* What to do
Reproduce the records that follow exactly as they appear.

* Materials provided
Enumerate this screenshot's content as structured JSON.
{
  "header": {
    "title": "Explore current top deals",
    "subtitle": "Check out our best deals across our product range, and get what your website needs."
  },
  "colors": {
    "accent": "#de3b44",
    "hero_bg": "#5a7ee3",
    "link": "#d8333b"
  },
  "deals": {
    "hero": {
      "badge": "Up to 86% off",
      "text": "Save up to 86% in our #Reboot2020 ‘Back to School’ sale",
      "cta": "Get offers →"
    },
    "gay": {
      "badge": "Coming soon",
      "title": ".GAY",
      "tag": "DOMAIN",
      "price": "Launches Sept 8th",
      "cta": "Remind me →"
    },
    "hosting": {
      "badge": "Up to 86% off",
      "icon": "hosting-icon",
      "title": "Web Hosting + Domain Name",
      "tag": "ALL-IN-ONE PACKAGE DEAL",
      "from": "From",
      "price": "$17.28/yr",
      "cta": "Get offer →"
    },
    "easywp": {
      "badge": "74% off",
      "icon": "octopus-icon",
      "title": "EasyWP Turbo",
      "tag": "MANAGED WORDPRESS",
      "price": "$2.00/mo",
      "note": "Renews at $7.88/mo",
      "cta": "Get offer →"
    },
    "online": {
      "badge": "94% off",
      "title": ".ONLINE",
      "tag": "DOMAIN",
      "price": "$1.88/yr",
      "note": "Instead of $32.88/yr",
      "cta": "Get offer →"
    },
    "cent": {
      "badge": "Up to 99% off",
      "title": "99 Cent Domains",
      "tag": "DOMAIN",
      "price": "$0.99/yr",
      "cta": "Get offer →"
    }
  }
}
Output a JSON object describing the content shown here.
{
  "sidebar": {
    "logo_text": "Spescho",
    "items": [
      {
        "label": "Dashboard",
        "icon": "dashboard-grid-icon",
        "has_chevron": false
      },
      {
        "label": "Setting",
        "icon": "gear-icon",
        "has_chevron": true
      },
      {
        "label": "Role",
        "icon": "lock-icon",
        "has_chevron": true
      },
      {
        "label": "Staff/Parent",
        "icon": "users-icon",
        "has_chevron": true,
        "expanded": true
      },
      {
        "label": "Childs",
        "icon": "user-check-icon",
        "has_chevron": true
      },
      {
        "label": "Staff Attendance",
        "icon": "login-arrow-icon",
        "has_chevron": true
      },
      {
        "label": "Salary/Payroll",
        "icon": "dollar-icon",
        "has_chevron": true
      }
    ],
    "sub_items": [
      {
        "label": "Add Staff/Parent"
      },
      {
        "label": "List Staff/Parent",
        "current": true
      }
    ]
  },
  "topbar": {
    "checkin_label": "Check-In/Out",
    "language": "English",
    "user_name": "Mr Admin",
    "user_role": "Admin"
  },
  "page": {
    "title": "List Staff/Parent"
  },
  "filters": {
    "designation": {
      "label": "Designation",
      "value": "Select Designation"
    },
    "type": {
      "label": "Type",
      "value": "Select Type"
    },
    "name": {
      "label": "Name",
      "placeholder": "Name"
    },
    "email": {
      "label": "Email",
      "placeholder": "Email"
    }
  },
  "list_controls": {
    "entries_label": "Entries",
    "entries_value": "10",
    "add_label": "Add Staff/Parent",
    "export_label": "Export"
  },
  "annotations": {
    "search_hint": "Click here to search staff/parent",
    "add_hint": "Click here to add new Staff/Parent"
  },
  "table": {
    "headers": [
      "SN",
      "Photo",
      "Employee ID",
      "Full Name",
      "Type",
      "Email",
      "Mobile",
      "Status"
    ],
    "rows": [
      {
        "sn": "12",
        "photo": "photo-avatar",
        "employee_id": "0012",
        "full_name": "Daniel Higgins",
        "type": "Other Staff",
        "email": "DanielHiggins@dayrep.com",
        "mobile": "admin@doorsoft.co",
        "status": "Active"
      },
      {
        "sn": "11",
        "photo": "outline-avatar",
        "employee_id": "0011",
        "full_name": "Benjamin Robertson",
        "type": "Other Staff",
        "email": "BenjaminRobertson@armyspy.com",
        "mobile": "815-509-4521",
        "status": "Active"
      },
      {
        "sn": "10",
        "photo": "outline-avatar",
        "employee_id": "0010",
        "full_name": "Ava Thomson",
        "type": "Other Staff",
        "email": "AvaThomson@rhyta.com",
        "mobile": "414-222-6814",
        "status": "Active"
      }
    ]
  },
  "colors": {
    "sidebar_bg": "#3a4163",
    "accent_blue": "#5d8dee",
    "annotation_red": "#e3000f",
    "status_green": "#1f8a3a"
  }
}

* Task solution
Enumerate this screenshot's content as structured JSON.
{
  "header": {
    "title": "Explore current top deals",
    "subtitle": "Check out our best deals across our product range, and get what your website needs."
  },
  "colors": {
    "accent": "#de3b44",
    "hero_bg": "#5a7ee3",
    "link": "#d8333b"
  },
  "deals": {
    "hero": {
      "badge": "Up to 86% off",
      "text": "Save up to 86% in our #Reboot2020 ‘Back to School’ sale",
      "cta": "Get offers →"
    },
    "gay": {
      "badge": "Coming soon",
      "title": ".GAY",
      "tag": "DOMAIN",
      "price": "Launches Sept 8th",
      "cta": "Remind me →"
    },
    "hosting": {
      "badge": "Up to 86% off",
      "icon": "hosting-icon",
      "title": "Web Hosting + Domain Name",
      "tag": "ALL-IN-ONE PACKAGE DEAL",
      "from": "From",
      "price": "$17.28/yr",
      "cta": "Get offer →"
    },
    "easywp": {
      "badge": "74% off",
      "icon": "octopus-icon",
      "title": "EasyWP Turbo",
      "tag": "MANAGED WORDPRESS",
      "price": "$2.00/mo",
      "note": "Renews at $7.88/mo",
      "cta": "Get offer →"
    },
    "online": {
      "badge": "94% off",
      "title": ".ONLINE",
      "tag": "DOMAIN",
      "price": "$1.88/yr",
      "note": "Instead of $32.88/yr",
      "cta": "Get offer →"
    },
    "cent": {
      "badge": "Up to 99% off",
      "title": "99 Cent Domains",
      "tag": "DOMAIN",
      "price": "$0.99/yr",
      "cta": "Get offer →"
    }
  }
}
Output a JSON object describing the content shown here.
{
  "sidebar": {
    "logo_text": "Spescho",
    "items": [
      {
        "label": "Dashboard",
        "icon": "dashboard-grid-icon",
        "has_chevron": false
      },
      {
        "label": "Setting",
        "icon": "gear-icon",
        "has_chevron": true
      },
      {
        "label": "Role",
        "icon": "lock-icon",
        "has_chevron": true
      },
      {
        "label": "Staff/Parent",
        "icon": "users-icon",
        "has_chevron": true,
        "expanded": true
      },
      {
        "label": "Childs",
        "icon": "user-check-icon",
        "has_chevron": true
      },
      {
        "label": "Staff Attendance",
        "icon": "login-arrow-icon",
        "has_chevron": true
      },
      {
        "label": "Salary/Payroll",
        "icon": "dollar-icon",
        "has_chevron": true
      }
    ],
    "sub_items": [
      {
        "label": "Add Staff/Parent"
      },
      {
        "label": "List Staff/Parent",
        "current": true
      }
    ]
  },
  "topbar": {
    "checkin_label": "Check-In/Out",
    "language": "English",
    "user_name": "Mr Admin",
    "user_role": "Admin"
  },
  "page": {
    "title": "List Staff/Parent"
  },
  "filters": {
    "designation": {
      "label": "Designation",
      "value": "Select Designation"
    },
    "type": {
      "label": "Type",
      "value": "Select Type"
    },
    "name": {
      "label": "Name",
      "placeholder": "Name"
    },
    "email": {
      "label": "Email",
      "placeholder": "Email"
    }
  },
  "list_controls": {
    "entries_label": "Entries",
    "entries_value": "10",
    "add_label": "Add Staff/Parent",
    "export_label": "Export"
  },
  "annotations": {
    "search_hint": "Click here to search staff/parent",
    "add_hint": "Click here to add new Staff/Parent"
  },
  "table": {
    "headers": [
      "SN",
      "Photo",
      "Employee ID",
      "Full Name",
      "Type",
      "Email",
      "Mobile",
      "Status"
    ],
    "rows": [
      {
        "sn": "12",
        "photo": "photo-avatar",
        "employee_id": "0012",
        "full_name": "Daniel Higgins",
        "type": "Other Staff",
        "email": "DanielHiggins@dayrep.com",
        "mobile": "admin@doorsoft.co",
        "status": "Active"
      },
      {
        "sn": "11",
        "photo": "outline-avatar",
        "employee_id": "0011",
        "full_name": "Benjamin Robertson",
        "type": "Other Staff",
        "email": "BenjaminRobertson@armyspy.com",
        "mobile": "815-509-4521",
        "status": "Active"
      },
      {
        "sn": "10",
        "photo": "outline-avatar",
        "employee_id": "0010",
        "full_name": "Ava Thomson",
        "type": "Other Staff",
        "email": "AvaThomson@rhyta.com",
        "mobile": "414-222-6814",
        "status": "Active"
      }
    ]
  },
  "colors": {
    "sidebar_bg": "#3a4163",
    "accent_blue": "#5d8dee",
    "annotation_red": "#e3000f",
    "status_green": "#1f8a3a"
  }
}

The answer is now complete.